Businesses urged to give feedback on modern slavery
A proposed new law to address modern slavery will have an impact on New Zealand’s SMEs and the sector is being urged to provide views on the planned legislation. The government has released a consultation document on laws to address modern slavery and worker exploitation which will create new responsibilities for all businesses, regardless of […]
A proposed new law to address modern slavery will have an impact on New Zealand’s SMEs and the sector is being urged to provide views on the planned legislation.
The government has released a consultation document on laws to address modern slavery and worker exploitation which will create new responsibilities for all businesses, regardless of size.
The proposal is unique to New Zealand’s business community – 98 percent of which comprises small to medium enterprises. The proposed legislation outlines obligations for businesses to address worker exploitation in domestic supply chains – a growing problem for many New Zealand companies.
The Minister for Workplace Relations and Safety, Michael Wood, says the aim of the proposed legislation is to protect vulnerable workers, strengthen trade, and champion human rights.
“New Zealanders have a growing awareness around the issue of worker exploitation and modern slavery in supply chains, and they expect that the goods and services they purchase in New Zealand are not contributing to this harm. That’s why we are publishing proposed legislative options to help prevent modern slavery and worker exploitation,” he says.
The consultation document details the responsibilities for businesses of all sizes, with greater responsibilities required of larger enterprises. Proposed responsibilities include:
- All organisations would need to take action if they become aware of modern slavery or worker exploitation in their supply chains.
- Medium and large organisations would be required to disclose the steps they are taking to address modern slavery.
- Large organisations and those with control over New Zealand employers would be required to undertake due diligence.
Aid agency World Vision New Zealand says more than 40 million people worldwide are currently trapped in modern slavery, which includes forced labour, child labour, and debt bondage.
World Vision’s national director, Grant Bayldon (pictured below), says there’s a groundswell of support from the general public and the business community to address modern slavery.
He says more than 100 New Zealand companies signed an open letter last year in support of laws to address modern slavery. A further 37,000 people signed a public petition to this effect.
“We know that most Kiwi businesses value the wellbeing of the people involved in making the products and services they sell. And we know that the business community has the ability to make decisions that will help stop child labour and slavery in other countries and in New Zealand.
“Given that, we’d urge businesses of all sizes to submit to support this proposed legislation and provide feedback to the Government so that this law works for everyone in business,” he says.
New Zealand clothing retailer, Kathmandu, is supportive of the proposed legislation and has already taken steps to address modern slavery in its supply chains. It’s social impact manager, Gary Shaw, says Kathmandu knew there were issues with its supply chain, but it was compelled to make changes to ensure the business’s operations reflected its brand values.

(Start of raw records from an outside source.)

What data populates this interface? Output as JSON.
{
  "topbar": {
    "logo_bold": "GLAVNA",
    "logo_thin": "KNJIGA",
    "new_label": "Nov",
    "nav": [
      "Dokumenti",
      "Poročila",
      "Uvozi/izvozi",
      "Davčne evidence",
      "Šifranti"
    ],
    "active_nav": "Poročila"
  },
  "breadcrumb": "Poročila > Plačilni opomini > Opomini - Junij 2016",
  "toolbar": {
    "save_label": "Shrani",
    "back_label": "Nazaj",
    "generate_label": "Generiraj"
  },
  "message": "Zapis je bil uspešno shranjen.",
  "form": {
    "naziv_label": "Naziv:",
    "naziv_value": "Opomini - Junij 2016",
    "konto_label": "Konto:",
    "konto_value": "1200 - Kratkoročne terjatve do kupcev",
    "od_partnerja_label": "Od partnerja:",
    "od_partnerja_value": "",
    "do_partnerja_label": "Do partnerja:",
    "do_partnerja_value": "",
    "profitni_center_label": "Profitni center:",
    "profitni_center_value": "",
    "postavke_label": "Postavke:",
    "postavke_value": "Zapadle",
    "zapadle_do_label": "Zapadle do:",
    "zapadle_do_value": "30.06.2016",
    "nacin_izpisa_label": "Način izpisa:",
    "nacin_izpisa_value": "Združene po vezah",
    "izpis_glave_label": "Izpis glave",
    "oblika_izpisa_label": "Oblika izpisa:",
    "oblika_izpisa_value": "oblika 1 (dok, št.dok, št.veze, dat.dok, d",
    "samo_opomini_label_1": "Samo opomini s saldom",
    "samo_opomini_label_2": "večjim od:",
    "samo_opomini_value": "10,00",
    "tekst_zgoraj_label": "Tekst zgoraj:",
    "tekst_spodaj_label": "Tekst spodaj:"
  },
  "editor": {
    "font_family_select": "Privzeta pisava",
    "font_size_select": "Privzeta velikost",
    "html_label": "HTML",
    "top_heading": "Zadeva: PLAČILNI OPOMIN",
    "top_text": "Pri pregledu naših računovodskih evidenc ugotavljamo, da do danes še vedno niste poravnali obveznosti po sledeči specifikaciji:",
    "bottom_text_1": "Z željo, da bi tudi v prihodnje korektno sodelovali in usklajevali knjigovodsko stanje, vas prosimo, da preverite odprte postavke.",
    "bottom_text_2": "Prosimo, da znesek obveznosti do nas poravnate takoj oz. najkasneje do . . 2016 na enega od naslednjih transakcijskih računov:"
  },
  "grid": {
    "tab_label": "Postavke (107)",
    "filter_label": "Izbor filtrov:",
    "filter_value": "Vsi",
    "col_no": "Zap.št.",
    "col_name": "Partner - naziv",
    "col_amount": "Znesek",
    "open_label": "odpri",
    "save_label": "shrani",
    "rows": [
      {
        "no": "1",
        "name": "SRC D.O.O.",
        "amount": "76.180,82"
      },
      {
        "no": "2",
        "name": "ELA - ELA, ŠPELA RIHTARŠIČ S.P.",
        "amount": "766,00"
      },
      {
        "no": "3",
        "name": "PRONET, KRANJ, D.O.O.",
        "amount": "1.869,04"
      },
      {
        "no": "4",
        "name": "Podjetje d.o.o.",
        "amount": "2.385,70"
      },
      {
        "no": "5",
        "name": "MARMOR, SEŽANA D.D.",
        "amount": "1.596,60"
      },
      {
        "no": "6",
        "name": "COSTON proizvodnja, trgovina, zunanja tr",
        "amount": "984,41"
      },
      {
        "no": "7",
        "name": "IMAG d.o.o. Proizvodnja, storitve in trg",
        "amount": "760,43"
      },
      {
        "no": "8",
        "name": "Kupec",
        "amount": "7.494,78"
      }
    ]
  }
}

“We know we have had a very imperfect international supply chain, sourcing products and materials from countries with very different understandings of human rights, gender equality and human dignity.
“It is therefore imperative that we are proactive in taking steps to ensure that we have transparency in our supply chain and that we work collaboratively to address those imperfections. It’s meant we’ve been willing to change our mindset and make business decisions that consider profit, people and planet equally,” he says.
Shaw encourages businesses to see the proposed legislation as an opportunity rather than red tape.
“The evidence is clear that those businesses who embrace rather than avoid this journey enjoy higher levels of employee engagement and are more profitable in the long term,” he says.
The chair of the Modern Slavery Leadership Advisory Group, businessman Rob Fyfe, says it’s time for the business community to lead from the front.
“I believe as business leaders, consumers, and New Zealanders, it’s long overdue that we step up and take greater responsibility for protecting the fundamental human freedoms of all those involved in the production of the goods and services we consume,” he says.
“I find it unimaginable that in 2022 there are over 25 million people around the world who are being forced to work in slave-like conditions. Usually, these practices are not in plain sight, so if we choose not to look, not to do appropriate due diligence and audits, not to follow up on whistle-blower complaints, and to adopt an attitude of “out of sight, out of mind” – then we implicitly become a party to this evil.”
Small to medium-sized companies are encouraged to respond to the 28 questions in the consultation document or make a submission using World Vision’s easy-to-use submission template.
Businesses can have their say on the proposed legislation to address modern slavery at https://www.mbie.govt.nz/have-your-say/modern-slavery or https://wvnz.org.nz/submit-to-support